[Data extracted from a collection]
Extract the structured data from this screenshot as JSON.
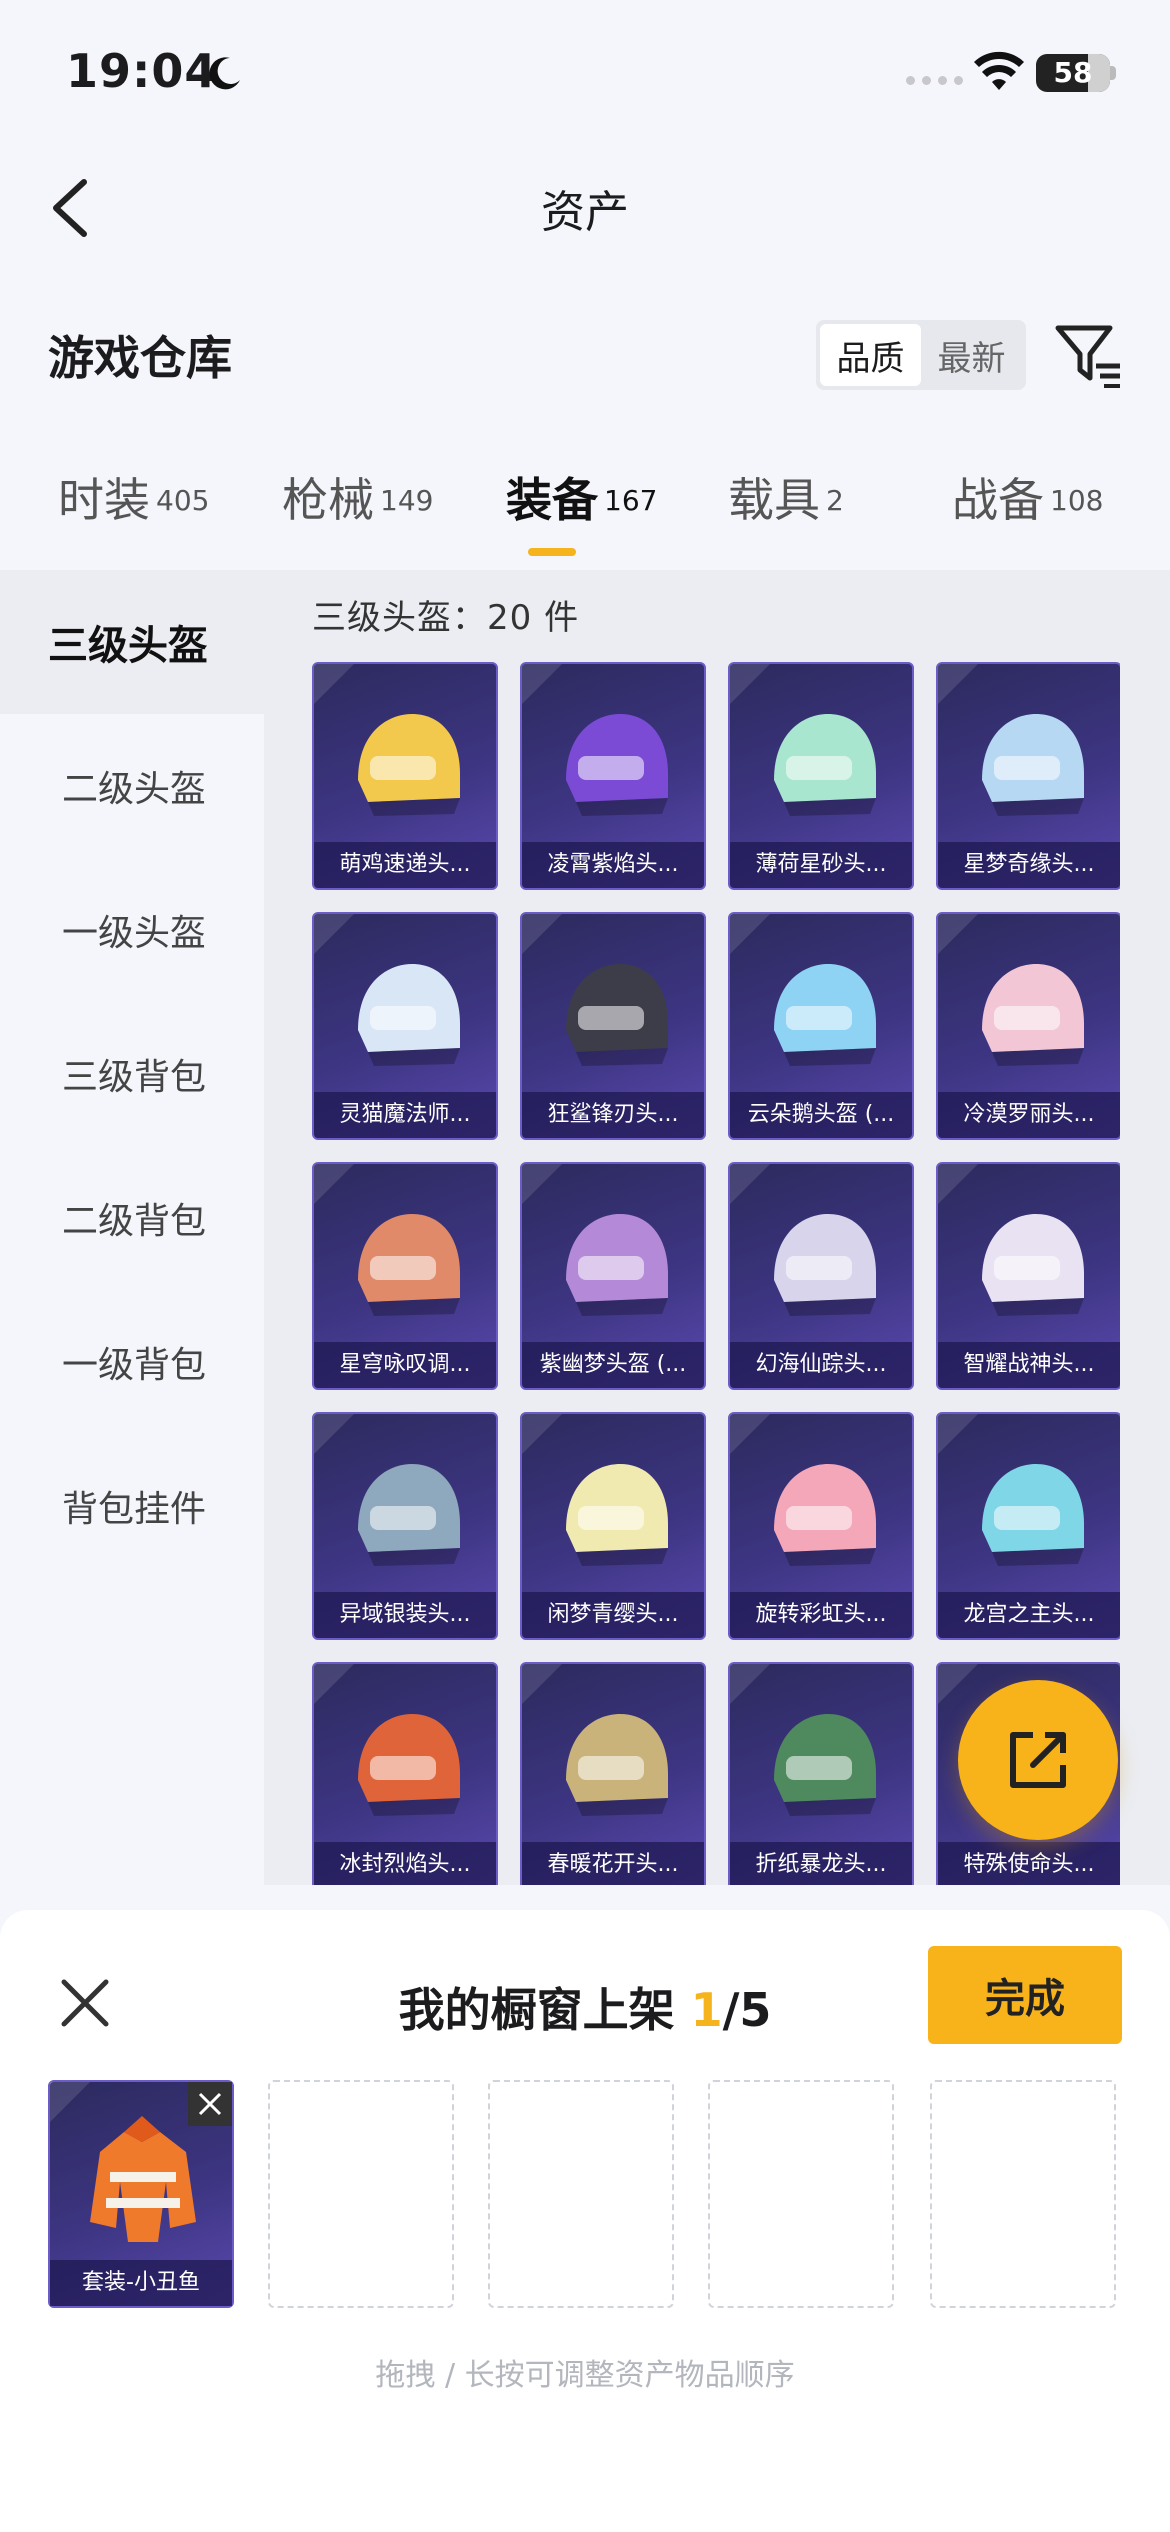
{
  "status_bar": {
    "time": "19:04",
    "battery": "58"
  },
  "nav": {
    "title": "资产"
  },
  "section": {
    "title": "游戏仓库",
    "sort_options": [
      "品质",
      "最新"
    ]
  },
  "tabs": [
    {
      "label": "时装",
      "count": "405"
    },
    {
      "label": "枪械",
      "count": "149"
    },
    {
      "label": "装备",
      "count": "167"
    },
    {
      "label": "载具",
      "count": "2"
    },
    {
      "label": "战备",
      "count": "108"
    }
  ],
  "sidebar": [
    {
      "label": "三级头盔"
    },
    {
      "label": "二级头盔"
    },
    {
      "label": "一级头盔"
    },
    {
      "label": "三级背包"
    },
    {
      "label": "二级背包"
    },
    {
      "label": "一级背包"
    },
    {
      "label": "背包挂件"
    }
  ],
  "grid": {
    "header": "三级头盔：20 件",
    "items": [
      {
        "label": "萌鸡速递头...",
        "color": "#f2c94c"
      },
      {
        "label": "凌霄紫焰头...",
        "color": "#7b4bd6"
      },
      {
        "label": "薄荷星砂头...",
        "color": "#a8e6cf"
      },
      {
        "label": "星梦奇缘头...",
        "color": "#b6d8f2"
      },
      {
        "label": "灵猫魔法师...",
        "color": "#d9e6f5"
      },
      {
        "label": "狂鲨锋刃头...",
        "color": "#3d3d4a"
      },
      {
        "label": "云朵鹅头盔 (...",
        "color": "#8fd3f4"
      },
      {
        "label": "冷漠罗丽头...",
        "color": "#f2c6d4"
      },
      {
        "label": "星穹咏叹调...",
        "color": "#e08a6a"
      },
      {
        "label": "紫幽梦头盔 (...",
        "color": "#b48ad8"
      },
      {
        "label": "幻海仙踪头...",
        "color": "#d8d4ec"
      },
      {
        "label": "智耀战神头...",
        "color": "#e9e2f3"
      },
      {
        "label": "异域银装头...",
        "color": "#8ea8bd"
      },
      {
        "label": "闲梦青缨头...",
        "color": "#f1eab0"
      },
      {
        "label": "旋转彩虹头...",
        "color": "#f4a7b9"
      },
      {
        "label": "龙宫之主头...",
        "color": "#7fd6e6"
      },
      {
        "label": "冰封烈焰头...",
        "color": "#e0643a"
      },
      {
        "label": "春暖花开头...",
        "color": "#c9b37a"
      },
      {
        "label": "折纸暴龙头...",
        "color": "#4f8a5e"
      },
      {
        "label": "特殊使命头...",
        "color": "#5c6270"
      }
    ]
  },
  "sheet": {
    "title_prefix": "我的橱窗上架 ",
    "title_count": "1",
    "title_total": "/5",
    "done_label": "完成",
    "slots": [
      {
        "label": "套装-小丑鱼",
        "filled": true
      },
      {
        "filled": false
      },
      {
        "filled": false
      },
      {
        "filled": false
      },
      {
        "filled": false
      }
    ],
    "hint": "拖拽 / 长按可调整资产物品顺序"
  }
}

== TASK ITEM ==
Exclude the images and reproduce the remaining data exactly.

== ANSWER SECTION ==
Extract the structured data from this screenshot as JSON.
{
  "status_bar": {
    "time": "19:04",
    "battery": "58"
  },
  "nav": {
    "title": "资产"
  },
  "section": {
    "title": "游戏仓库",
    "sort_options": [
      "品质",
      "最新"
    ]
  },
  "tabs": [
    {
      "label": "时装",
      "count": "405"
    },
    {
      "label": "枪械",
      "count": "149"
    },
    {
      "label": "装备",
      "count": "167"
    },
    {
      "label": "载具",
      "count": "2"
    },
    {
      "label": "战备",
      "count": "108"
    }
  ],
  "sidebar": [
    {
      "label": "三级头盔"
    },
    {
      "label": "二级头盔"
    },
    {
      "label": "一级头盔"
    },
    {
      "label": "三级背包"
    },
    {
      "label": "二级背包"
    },
    {
      "label": "一级背包"
    },
    {
      "label": "背包挂件"
    }
  ],
  "grid": {
    "header": "三级头盔：20 件",
    "items": [
      {
        "label": "萌鸡速递头...",
        "color": "#f2c94c"
      },
      {
        "label": "凌霄紫焰头...",
        "color": "#7b4bd6"
      },
      {
        "label": "薄荷星砂头...",
        "color": "#a8e6cf"
      },
      {
        "label": "星梦奇缘头...",
        "color": "#b6d8f2"
      },
      {
        "label": "灵猫魔法师...",
        "color": "#d9e6f5"
      },
      {
        "label": "狂鲨锋刃头...",
        "color": "#3d3d4a"
      },
      {
        "label": "云朵鹅头盔 (...",
        "color": "#8fd3f4"
      },
      {
        "label": "冷漠罗丽头...",
        "color": "#f2c6d4"
      },
      {
        "label": "星穹咏叹调...",
        "color": "#e08a6a"
      },
      {
        "label": "紫幽梦头盔 (...",
        "color": "#b48ad8"
      },
      {
        "label": "幻海仙踪头...",
        "color": "#d8d4ec"
      },
      {
        "label": "智耀战神头...",
        "color": "#e9e2f3"
      },
      {
        "label": "异域银装头...",
        "color": "#8ea8bd"
      },
      {
        "label": "闲梦青缨头...",
        "color": "#f1eab0"
      },
      {
        "label": "旋转彩虹头...",
        "color": "#f4a7b9"
      },
      {
        "label": "龙宫之主头...",
        "color": "#7fd6e6"
      },
      {
        "label": "冰封烈焰头...",
        "color": "#e0643a"
      },
      {
        "label": "春暖花开头...",
        "color": "#c9b37a"
      },
      {
        "label": "折纸暴龙头...",
        "color": "#4f8a5e"
      },
      {
        "label": "特殊使命头...",
        "color": "#5c6270"
      }
    ]
  },
  "sheet": {
    "title_prefix": "我的橱窗上架 ",
    "title_count": "1",
    "title_total": "/5",
    "done_label": "完成",
    "slots": [
      {
        "label": "套装-小丑鱼",
        "filled": true
      },
      {
        "filled": false
      },
      {
        "filled": false
      },
      {
        "filled": false
      },
      {
        "filled": false
      }
    ],
    "hint": "拖拽 / 长按可调整资产物品顺序"
  }
}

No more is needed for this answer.